Resurgence and Modern Popularity

The Jaguar's popularity soared in the early 1990s, thanks in part to Kurt Cobain's preference for the model. Fender Japan’s resurrection of the Jaguar in the 1980s and its continuous production of high-quality reissue models played a significant role in its sustained popularity. In 1999, Fender resumed domestic production with the American Vintage series '62 Jaguar, marking the first U.S.-made Jaguar model in nearly 25 years.

Innovations and Recent Developments

The early and mid-2000s witnessed a concentrated burst of Jaguar activity, including the introduction of the Squier Jagmaster, the Kurt Cobain-inspired Fender Jag-stang, and various innovative takes on the Jaguar. Notable developments included the Jaguar Bass in 2006 and the introduction of the Fender Classic Player series Jaguar Special models, showcasing the brand's continuous innovation and adaptation to modern music trends.

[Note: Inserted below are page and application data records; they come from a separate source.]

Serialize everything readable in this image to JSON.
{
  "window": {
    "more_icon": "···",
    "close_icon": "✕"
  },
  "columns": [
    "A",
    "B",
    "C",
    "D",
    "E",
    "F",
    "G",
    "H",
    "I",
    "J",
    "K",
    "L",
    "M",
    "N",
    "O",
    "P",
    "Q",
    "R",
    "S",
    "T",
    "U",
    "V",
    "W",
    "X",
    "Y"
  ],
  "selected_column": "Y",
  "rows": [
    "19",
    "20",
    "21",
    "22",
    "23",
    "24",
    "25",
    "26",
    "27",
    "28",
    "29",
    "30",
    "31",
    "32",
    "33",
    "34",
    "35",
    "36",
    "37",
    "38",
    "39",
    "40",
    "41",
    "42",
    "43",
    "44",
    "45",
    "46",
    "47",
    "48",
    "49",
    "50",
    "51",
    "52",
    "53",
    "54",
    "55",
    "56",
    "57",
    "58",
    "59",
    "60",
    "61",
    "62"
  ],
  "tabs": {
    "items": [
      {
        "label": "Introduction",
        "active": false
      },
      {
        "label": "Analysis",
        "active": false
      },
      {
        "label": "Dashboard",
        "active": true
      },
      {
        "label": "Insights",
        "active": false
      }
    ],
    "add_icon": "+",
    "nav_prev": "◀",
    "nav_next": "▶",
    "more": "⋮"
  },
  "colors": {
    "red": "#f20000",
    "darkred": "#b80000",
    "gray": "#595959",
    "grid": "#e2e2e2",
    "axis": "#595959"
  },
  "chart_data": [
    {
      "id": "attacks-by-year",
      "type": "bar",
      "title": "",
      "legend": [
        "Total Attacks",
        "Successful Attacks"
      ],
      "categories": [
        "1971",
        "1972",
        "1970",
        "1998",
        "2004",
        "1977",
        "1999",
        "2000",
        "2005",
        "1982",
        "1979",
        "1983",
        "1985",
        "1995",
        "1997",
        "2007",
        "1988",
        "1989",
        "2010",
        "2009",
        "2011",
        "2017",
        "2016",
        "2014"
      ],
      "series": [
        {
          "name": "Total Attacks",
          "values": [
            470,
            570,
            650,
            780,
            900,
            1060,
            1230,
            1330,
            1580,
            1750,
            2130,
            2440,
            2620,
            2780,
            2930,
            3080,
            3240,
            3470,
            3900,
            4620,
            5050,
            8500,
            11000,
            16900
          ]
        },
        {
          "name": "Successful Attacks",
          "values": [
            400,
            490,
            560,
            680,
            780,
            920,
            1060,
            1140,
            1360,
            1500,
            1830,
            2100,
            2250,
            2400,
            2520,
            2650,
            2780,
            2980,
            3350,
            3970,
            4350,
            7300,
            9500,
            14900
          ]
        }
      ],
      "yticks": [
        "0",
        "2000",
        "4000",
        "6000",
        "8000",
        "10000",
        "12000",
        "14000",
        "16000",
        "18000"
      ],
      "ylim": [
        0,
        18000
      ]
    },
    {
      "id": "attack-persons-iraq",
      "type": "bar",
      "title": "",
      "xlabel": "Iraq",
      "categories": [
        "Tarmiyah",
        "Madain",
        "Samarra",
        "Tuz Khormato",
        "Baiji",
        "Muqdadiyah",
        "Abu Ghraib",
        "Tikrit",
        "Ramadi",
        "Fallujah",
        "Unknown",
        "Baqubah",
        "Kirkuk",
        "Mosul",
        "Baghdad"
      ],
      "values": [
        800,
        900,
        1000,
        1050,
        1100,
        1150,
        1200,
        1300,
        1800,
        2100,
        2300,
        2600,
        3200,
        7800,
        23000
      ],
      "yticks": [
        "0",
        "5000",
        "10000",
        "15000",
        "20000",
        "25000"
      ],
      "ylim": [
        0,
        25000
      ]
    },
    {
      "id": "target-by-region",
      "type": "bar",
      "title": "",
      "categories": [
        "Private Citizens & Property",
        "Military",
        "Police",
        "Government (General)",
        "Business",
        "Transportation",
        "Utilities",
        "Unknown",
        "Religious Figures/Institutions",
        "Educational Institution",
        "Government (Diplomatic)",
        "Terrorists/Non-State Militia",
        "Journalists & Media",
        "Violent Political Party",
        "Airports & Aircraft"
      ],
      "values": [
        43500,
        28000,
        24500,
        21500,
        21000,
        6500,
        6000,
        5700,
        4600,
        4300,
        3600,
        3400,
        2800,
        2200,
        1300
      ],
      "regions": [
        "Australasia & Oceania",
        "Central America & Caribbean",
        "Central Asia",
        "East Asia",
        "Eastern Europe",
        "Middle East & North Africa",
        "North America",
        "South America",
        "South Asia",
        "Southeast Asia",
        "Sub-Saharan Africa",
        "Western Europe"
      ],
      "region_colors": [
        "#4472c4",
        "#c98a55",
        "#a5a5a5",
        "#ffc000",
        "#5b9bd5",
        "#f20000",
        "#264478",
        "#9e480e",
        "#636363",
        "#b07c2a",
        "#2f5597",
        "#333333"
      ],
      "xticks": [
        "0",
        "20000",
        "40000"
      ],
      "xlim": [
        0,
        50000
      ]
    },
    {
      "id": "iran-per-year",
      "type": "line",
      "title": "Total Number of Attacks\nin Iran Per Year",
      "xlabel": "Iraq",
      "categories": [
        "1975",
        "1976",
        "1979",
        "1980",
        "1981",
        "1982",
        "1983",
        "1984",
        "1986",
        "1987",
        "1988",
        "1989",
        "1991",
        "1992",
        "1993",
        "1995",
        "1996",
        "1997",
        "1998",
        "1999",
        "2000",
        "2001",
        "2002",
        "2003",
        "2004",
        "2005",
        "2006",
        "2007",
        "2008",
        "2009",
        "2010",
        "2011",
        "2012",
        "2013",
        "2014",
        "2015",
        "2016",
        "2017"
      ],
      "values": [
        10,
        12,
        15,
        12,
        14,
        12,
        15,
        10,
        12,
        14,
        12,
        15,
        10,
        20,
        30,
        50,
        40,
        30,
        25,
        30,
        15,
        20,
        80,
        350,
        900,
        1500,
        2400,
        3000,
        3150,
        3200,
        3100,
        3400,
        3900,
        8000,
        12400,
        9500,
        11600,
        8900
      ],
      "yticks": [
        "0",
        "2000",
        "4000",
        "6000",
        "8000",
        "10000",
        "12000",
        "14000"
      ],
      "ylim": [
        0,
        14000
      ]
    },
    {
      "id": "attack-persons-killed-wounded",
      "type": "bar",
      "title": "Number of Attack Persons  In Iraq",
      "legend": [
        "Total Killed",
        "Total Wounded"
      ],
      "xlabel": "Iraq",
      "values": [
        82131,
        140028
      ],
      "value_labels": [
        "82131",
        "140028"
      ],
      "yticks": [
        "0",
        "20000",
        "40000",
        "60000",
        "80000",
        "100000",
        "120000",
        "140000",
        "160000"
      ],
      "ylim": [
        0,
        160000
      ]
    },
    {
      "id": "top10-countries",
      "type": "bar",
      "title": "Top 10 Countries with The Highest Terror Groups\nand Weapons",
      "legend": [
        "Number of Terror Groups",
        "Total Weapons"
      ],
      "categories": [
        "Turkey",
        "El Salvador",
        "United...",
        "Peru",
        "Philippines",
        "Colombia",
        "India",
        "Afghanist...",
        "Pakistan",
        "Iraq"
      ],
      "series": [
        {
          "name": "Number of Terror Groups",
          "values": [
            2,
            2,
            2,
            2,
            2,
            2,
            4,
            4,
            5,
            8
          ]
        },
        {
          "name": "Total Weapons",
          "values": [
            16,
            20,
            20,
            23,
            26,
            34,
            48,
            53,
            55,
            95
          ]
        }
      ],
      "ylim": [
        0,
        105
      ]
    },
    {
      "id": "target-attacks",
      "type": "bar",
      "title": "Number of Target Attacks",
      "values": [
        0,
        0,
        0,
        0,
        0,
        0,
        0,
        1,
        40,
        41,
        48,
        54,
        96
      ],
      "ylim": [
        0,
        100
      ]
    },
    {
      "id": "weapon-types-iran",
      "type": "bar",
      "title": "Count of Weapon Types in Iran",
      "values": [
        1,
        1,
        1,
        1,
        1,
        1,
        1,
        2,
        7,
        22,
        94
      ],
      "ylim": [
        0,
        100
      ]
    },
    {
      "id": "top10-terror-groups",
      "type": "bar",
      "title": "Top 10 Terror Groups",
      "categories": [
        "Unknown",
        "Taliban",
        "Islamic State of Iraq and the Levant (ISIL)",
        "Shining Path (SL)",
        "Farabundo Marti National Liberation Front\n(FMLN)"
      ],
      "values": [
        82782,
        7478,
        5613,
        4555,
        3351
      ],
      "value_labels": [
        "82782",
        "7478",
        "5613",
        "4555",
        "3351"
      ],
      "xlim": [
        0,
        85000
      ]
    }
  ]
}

The Fender Jaguar's journey from a surf music staple to a punk icon and beyond highlights its adaptability and lasting appeal. Understanding its history, unique features, and the trends influencing its market demand provides valuable insights into its resale value and enduring legacy as a Fender classic.

Fender Jaguars